“He moves so well and makes good reads, he’s a very intelligent player,” Andrew MacDonald said. “He has great poise with the puck, and not just for a 19-year-old, but for any aged player.
“Defensively he always seems to be in the right positions and communicates well. We were fortunate to have some time together in camp, and a few games. I feel like we picked up where we left off the past few games.”
Jagr’s assets are size, strength — especially his lower core — and a skill set of moves without blinding speed.
Thursday will present a new challenge for Provorov: Edmonton’s Connor McDavid, the NHL’s leading scorer with 36 points. McDavid is all about youth and raw speed.
“They’re different players, but it doesn’t matter,” Provorov said. “You take away time and space. Don’t give him time to get a lot of speed.”
This is another learning experience for Provorov. In a different age category. Hakstol credits assistant coach Gord Murphy for bringing Provorov up to speed at the NHL level.

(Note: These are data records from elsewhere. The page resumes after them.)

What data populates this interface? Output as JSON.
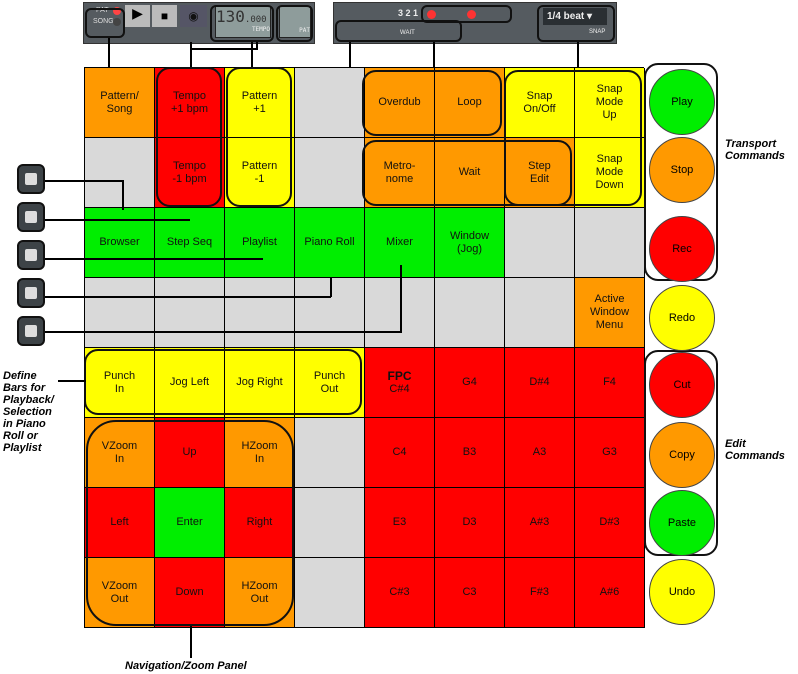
{
  "toolbar": {
    "pat": "PAT",
    "song": "SONG",
    "tempo": "130",
    "tempo_dec": ".000",
    "tempo_label": "TEMPO",
    "pat_label": "PAT",
    "snap_value": "1/4 beat",
    "snap_label": "SNAP",
    "wait_label": "WAIT",
    "count": "3 2 1"
  },
  "grid": [
    [
      [
        "Pattern/\nSong",
        "o"
      ],
      [
        "Tempo\n+1 bpm",
        "r"
      ],
      [
        "Pattern\n+1",
        "y"
      ],
      [
        "",
        "x"
      ],
      [
        "Overdub",
        "o"
      ],
      [
        "Loop",
        "o"
      ],
      [
        "Snap\nOn/Off",
        "y"
      ],
      [
        "Snap\nMode\nUp",
        "y"
      ]
    ],
    [
      [
        "",
        "x"
      ],
      [
        "Tempo\n-1 bpm",
        "r"
      ],
      [
        "Pattern\n-1",
        "y"
      ],
      [
        "",
        "x"
      ],
      [
        "Metro-\nnome",
        "o"
      ],
      [
        "Wait",
        "o"
      ],
      [
        "Step\nEdit",
        "o"
      ],
      [
        "Snap\nMode\nDown",
        "y"
      ]
    ],
    [
      [
        "Browser",
        "g"
      ],
      [
        "Step Seq",
        "g"
      ],
      [
        "Playlist",
        "g"
      ],
      [
        "Piano Roll",
        "g"
      ],
      [
        "Mixer",
        "g"
      ],
      [
        "Window\n(Jog)",
        "g"
      ],
      [
        "",
        "x"
      ],
      [
        "",
        "x"
      ]
    ],
    [
      [
        "",
        "x"
      ],
      [
        "",
        "x"
      ],
      [
        "",
        "x"
      ],
      [
        "",
        "x"
      ],
      [
        "",
        "x"
      ],
      [
        "",
        "x"
      ],
      [
        "",
        "x"
      ],
      [
        "Active\nWindow\nMenu",
        "o"
      ]
    ],
    [
      [
        "Punch\nIn",
        "y"
      ],
      [
        "Jog Left",
        "y"
      ],
      [
        "Jog Right",
        "y"
      ],
      [
        "Punch\nOut",
        "y"
      ],
      [
        "C#4",
        "r",
        "FPC"
      ],
      [
        "G4",
        "r"
      ],
      [
        "D#4",
        "r"
      ],
      [
        "F4",
        "r"
      ]
    ],
    [
      [
        "VZoom\nIn",
        "o"
      ],
      [
        "Up",
        "r"
      ],
      [
        "HZoom\nIn",
        "o"
      ],
      [
        "",
        "x"
      ],
      [
        "C4",
        "r"
      ],
      [
        "B3",
        "r"
      ],
      [
        "A3",
        "r"
      ],
      [
        "G3",
        "r"
      ]
    ],
    [
      [
        "Left",
        "r"
      ],
      [
        "Enter",
        "g"
      ],
      [
        "Right",
        "r"
      ],
      [
        "",
        "x"
      ],
      [
        "E3",
        "r"
      ],
      [
        "D3",
        "r"
      ],
      [
        "A#3",
        "r"
      ],
      [
        "D#3",
        "r"
      ]
    ],
    [
      [
        "VZoom\nOut",
        "o"
      ],
      [
        "Down",
        "r"
      ],
      [
        "HZoom\nOut",
        "o"
      ],
      [
        "",
        "x"
      ],
      [
        "C#3",
        "r"
      ],
      [
        "C3",
        "r"
      ],
      [
        "F#3",
        "r"
      ],
      [
        "A#6",
        "r"
      ]
    ]
  ],
  "colors": {
    "o": "#ff9900",
    "r": "#ff0000",
    "y": "#ffff00",
    "g": "#00ee00",
    "x": "#d9d9d9"
  },
  "buttons": [
    [
      "Play",
      "g"
    ],
    [
      "Stop",
      "o"
    ],
    [
      "Rec",
      "r"
    ],
    [
      "Redo",
      "y"
    ],
    [
      "Cut",
      "r"
    ],
    [
      "Copy",
      "o"
    ],
    [
      "Paste",
      "g"
    ],
    [
      "Undo",
      "y"
    ]
  ],
  "labels": {
    "transport": "Transport\nCommands",
    "edit": "Edit\nCommands",
    "define": "Define\nBars for\nPlayback/\nSelection\nin Piano\nRoll or\nPlaylist",
    "nav": "Navigation/Zoom Panel"
  }
}
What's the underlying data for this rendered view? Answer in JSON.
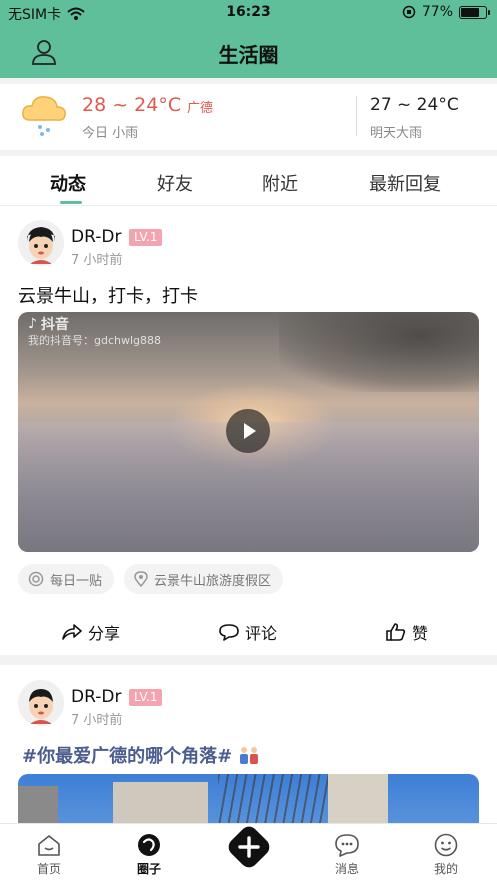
{
  "status_bar": {
    "carrier": "无SIM卡",
    "time": "16:23",
    "battery": "77%",
    "battery_level": 0.77
  },
  "navbar": {
    "title": "生活圈",
    "left_icon": "user-icon"
  },
  "weather": {
    "today_temp": "28 ~ 24°C",
    "city": "广德",
    "today_desc": "今日 小雨",
    "tomorrow_temp": "27 ~ 24°C",
    "tomorrow_desc": "明天大雨",
    "icon": "rain-cloud-icon"
  },
  "tabs": [
    {
      "label": "动态",
      "active": true
    },
    {
      "label": "好友",
      "active": false
    },
    {
      "label": "附近",
      "active": false
    },
    {
      "label": "最新回复",
      "active": false
    }
  ],
  "posts": [
    {
      "username": "DR-Dr",
      "level": "LV.1",
      "time": "7 小时前",
      "text": "云景牛山，打卡，打卡",
      "video_watermark_app": "抖音",
      "video_watermark_id": "我的抖音号：gdchwlg888",
      "tags": [
        "每日一贴",
        "云景牛山旅游度假区"
      ],
      "actions": {
        "share": "分享",
        "comment": "评论",
        "like": "赞"
      }
    },
    {
      "username": "DR-Dr",
      "level": "LV.1",
      "time": "7 小时前",
      "hashtag": "#你最爱广德的哪个角落#"
    }
  ],
  "bottom_nav": [
    {
      "label": "首页",
      "icon": "home-icon",
      "active": false
    },
    {
      "label": "圈子",
      "icon": "circle-icon",
      "active": true
    },
    {
      "label": "",
      "icon": "plus-icon",
      "active": false
    },
    {
      "label": "消息",
      "icon": "message-icon",
      "active": false
    },
    {
      "label": "我的",
      "icon": "profile-icon",
      "active": false
    }
  ],
  "colors": {
    "brand": "#5fbf9a",
    "temp_accent": "#e05a4e",
    "badge": "#f3a4b0",
    "hashtag": "#4a5d8e"
  }
}
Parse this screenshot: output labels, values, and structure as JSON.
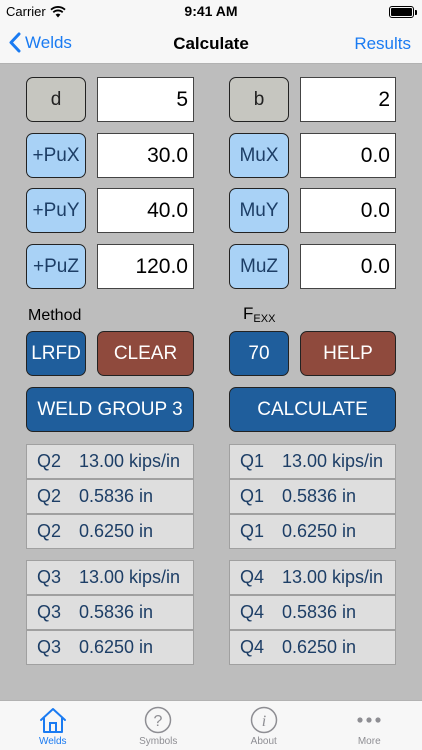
{
  "status": {
    "carrier": "Carrier",
    "time": "9:41 AM"
  },
  "nav": {
    "back": "Welds",
    "title": "Calculate",
    "right": "Results"
  },
  "inputs": [
    {
      "label": "d",
      "value": "5",
      "style": "gray"
    },
    {
      "label": "b",
      "value": "2",
      "style": "gray"
    },
    {
      "label": "+PuX",
      "value": "30.0",
      "style": "light"
    },
    {
      "label": "MuX",
      "value": "0.0",
      "style": "light"
    },
    {
      "label": "+PuY",
      "value": "40.0",
      "style": "light"
    },
    {
      "label": "MuY",
      "value": "0.0",
      "style": "light"
    },
    {
      "label": "+PuZ",
      "value": "120.0",
      "style": "light"
    },
    {
      "label": "MuZ",
      "value": "0.0",
      "style": "light"
    }
  ],
  "method": {
    "label": "Method",
    "value": "LRFD"
  },
  "fexx": {
    "base": "F",
    "sub": "EXX",
    "value": "70"
  },
  "buttons": {
    "clear": "CLEAR",
    "help": "HELP",
    "weld_group": "WELD GROUP 3",
    "calculate": "CALCULATE"
  },
  "results": [
    {
      "q": "Q2",
      "v": "13.00 kips/in"
    },
    {
      "q": "Q1",
      "v": "13.00 kips/in"
    },
    {
      "q": "Q2",
      "v": "0.5836 in"
    },
    {
      "q": "Q1",
      "v": "0.5836 in"
    },
    {
      "q": "Q2",
      "v": "0.6250 in"
    },
    {
      "q": "Q1",
      "v": "0.6250 in"
    },
    {
      "q": "Q3",
      "v": "13.00 kips/in"
    },
    {
      "q": "Q4",
      "v": "13.00 kips/in"
    },
    {
      "q": "Q3",
      "v": "0.5836 in"
    },
    {
      "q": "Q4",
      "v": "0.5836 in"
    },
    {
      "q": "Q3",
      "v": "0.6250 in"
    },
    {
      "q": "Q4",
      "v": "0.6250 in"
    }
  ],
  "tabs": [
    {
      "label": "Welds",
      "icon": "house-icon",
      "active": true
    },
    {
      "label": "Symbols",
      "icon": "question-icon",
      "active": false
    },
    {
      "label": "About",
      "icon": "info-icon",
      "active": false
    },
    {
      "label": "More",
      "icon": "more-icon",
      "active": false
    }
  ],
  "colors": {
    "accent": "#1a7bf2",
    "dark_button": "#1f5e9c",
    "light_button": "#a9d2f6",
    "red_button": "#8f4a3d"
  }
}
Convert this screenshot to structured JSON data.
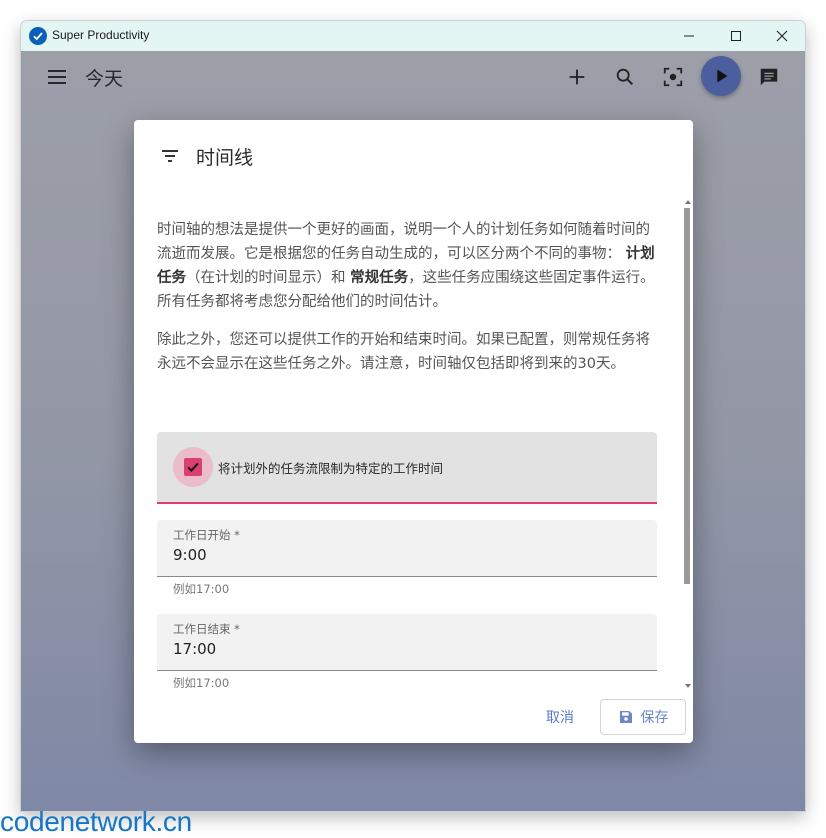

“I think Murph has done a really good job in managing that progression along, most importantly, with Provy, managing it," Hakstol said.
“You can go back to the tell-tale sign of the tough night back in Chicago [third game]. That didn’t shake or rattle Provy in any way. He came back with pretty good determination the next day.
“You have to be an honest evaluator of your own game. I think Provy … whether it’s a real good night or a tough night, that allows you to keep an even keel and an even balance. I think that’s a real strength.”
The Flyers on Wednesday placed left winger Matt Read on injured reserve and activated center Boyd Gordon. Gordon has been out since Nov. 3.